▶ _Instructions to follow_: The answer must consist of every line in the data below that holds the word "JSON".
::::
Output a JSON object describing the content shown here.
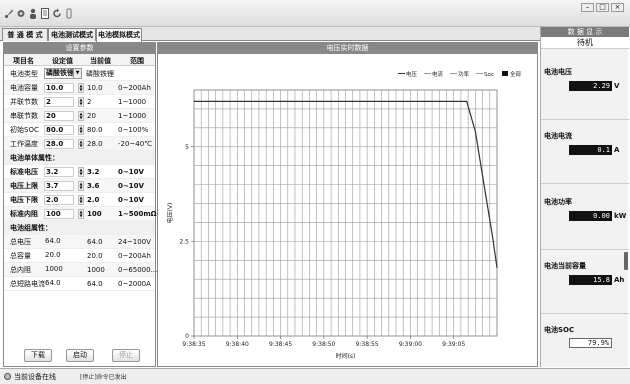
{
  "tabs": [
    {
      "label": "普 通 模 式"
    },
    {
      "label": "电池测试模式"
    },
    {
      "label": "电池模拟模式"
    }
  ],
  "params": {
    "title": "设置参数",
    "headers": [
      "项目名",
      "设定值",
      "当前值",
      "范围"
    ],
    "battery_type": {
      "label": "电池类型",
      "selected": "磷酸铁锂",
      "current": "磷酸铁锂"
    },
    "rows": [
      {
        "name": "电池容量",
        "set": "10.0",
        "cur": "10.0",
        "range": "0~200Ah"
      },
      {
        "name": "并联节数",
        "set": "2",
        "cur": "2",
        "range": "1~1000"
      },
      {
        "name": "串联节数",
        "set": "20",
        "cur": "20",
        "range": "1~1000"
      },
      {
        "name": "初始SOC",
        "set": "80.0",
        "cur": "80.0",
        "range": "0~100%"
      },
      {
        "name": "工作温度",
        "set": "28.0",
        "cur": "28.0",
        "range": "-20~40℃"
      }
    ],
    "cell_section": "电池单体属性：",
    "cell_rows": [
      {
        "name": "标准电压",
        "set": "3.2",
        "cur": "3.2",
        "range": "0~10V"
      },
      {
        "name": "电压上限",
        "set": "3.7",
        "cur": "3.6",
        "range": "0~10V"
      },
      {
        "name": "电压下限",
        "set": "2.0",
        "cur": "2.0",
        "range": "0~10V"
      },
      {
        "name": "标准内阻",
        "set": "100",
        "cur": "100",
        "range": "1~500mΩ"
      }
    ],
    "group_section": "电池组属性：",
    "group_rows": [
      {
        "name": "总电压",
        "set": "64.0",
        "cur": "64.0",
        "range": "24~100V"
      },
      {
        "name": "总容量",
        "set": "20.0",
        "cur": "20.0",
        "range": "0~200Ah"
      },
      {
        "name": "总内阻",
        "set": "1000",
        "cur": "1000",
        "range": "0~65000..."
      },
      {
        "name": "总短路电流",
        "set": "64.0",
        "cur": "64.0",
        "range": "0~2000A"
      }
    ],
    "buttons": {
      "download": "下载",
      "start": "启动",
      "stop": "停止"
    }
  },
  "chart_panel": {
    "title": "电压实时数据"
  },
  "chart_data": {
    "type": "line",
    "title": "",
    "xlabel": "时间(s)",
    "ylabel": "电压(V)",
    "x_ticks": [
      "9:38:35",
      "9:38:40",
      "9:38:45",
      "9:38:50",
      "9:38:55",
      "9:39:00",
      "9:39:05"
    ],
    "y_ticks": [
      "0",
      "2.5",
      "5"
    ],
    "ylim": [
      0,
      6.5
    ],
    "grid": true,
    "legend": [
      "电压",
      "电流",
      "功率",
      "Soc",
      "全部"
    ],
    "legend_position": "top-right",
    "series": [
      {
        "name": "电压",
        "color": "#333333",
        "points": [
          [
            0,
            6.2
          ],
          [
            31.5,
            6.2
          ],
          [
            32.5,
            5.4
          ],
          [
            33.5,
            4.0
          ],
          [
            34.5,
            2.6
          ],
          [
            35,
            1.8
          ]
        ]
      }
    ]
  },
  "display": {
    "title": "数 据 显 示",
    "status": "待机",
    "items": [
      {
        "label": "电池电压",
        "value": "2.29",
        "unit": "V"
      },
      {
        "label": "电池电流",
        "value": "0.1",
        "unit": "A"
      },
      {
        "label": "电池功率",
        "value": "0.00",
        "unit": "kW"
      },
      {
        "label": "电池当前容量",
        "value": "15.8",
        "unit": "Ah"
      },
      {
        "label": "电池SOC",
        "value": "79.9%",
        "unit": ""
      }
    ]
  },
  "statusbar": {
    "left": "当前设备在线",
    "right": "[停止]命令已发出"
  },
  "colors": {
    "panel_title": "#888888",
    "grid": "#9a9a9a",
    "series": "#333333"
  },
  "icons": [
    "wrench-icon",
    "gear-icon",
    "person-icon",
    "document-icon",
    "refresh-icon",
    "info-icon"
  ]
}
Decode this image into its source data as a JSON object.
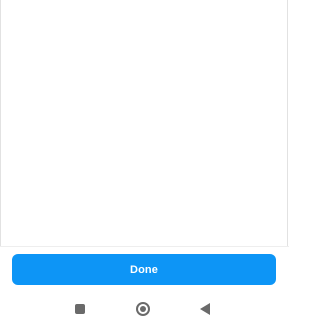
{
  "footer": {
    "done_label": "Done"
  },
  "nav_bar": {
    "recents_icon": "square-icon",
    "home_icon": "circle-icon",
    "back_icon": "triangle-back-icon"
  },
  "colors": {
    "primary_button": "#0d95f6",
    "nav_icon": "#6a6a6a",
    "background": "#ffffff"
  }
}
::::
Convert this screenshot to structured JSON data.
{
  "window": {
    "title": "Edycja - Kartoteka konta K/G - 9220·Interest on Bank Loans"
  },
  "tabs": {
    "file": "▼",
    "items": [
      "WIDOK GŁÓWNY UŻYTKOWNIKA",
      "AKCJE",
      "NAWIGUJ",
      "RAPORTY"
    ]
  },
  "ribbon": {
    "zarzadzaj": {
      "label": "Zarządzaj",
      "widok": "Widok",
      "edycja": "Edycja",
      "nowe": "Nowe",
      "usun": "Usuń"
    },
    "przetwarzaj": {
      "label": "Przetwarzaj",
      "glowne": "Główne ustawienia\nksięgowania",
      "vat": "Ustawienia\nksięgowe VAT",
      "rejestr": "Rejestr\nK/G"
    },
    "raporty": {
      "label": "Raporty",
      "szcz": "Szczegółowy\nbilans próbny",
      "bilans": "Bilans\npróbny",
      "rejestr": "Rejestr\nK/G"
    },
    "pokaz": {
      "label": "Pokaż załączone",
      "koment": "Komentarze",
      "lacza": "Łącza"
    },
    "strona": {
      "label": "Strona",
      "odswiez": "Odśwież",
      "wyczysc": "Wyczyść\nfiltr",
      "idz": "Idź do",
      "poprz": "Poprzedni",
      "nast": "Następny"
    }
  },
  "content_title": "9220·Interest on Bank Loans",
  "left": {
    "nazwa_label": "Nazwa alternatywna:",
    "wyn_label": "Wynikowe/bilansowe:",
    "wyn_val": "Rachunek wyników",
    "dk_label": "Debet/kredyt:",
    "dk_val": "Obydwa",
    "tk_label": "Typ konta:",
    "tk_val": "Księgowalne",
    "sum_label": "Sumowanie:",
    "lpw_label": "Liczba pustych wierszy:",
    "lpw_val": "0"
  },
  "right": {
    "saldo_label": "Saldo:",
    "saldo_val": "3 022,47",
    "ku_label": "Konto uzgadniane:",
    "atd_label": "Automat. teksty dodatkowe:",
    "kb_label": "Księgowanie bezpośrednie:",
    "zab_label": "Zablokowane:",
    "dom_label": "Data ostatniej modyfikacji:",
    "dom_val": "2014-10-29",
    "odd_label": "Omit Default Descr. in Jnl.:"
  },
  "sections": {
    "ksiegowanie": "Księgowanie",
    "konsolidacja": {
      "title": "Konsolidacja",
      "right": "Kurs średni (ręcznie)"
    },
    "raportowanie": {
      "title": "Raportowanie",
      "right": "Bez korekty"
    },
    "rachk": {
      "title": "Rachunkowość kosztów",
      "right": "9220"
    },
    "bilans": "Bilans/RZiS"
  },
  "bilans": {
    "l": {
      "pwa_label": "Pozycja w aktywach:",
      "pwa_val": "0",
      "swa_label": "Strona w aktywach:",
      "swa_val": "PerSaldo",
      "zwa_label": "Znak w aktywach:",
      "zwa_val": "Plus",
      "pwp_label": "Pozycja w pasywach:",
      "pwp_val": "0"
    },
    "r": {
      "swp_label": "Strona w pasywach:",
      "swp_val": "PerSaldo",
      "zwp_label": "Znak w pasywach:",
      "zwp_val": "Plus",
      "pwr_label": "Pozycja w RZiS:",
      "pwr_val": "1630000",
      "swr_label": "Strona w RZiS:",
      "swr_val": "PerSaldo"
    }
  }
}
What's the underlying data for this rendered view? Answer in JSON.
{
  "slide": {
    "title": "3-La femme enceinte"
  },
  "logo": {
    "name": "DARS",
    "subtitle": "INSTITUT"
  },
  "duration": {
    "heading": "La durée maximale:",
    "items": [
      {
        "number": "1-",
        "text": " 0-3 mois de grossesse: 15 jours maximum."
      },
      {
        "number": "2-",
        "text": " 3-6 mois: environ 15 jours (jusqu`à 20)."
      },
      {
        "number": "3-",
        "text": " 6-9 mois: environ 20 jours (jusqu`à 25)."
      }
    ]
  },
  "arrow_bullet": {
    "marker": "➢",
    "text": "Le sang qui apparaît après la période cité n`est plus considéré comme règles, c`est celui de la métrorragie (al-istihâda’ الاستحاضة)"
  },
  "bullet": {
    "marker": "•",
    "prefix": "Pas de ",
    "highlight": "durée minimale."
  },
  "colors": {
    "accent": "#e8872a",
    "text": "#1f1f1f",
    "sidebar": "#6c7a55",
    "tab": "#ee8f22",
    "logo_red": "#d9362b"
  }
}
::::
▶ _Solution_:
Output a JSON object describing the content shown here.
Decode this image into its source data as a JSON object.
Convert this screenshot to structured JSON data.
What's the underlying data for this rendered view? Answer in JSON.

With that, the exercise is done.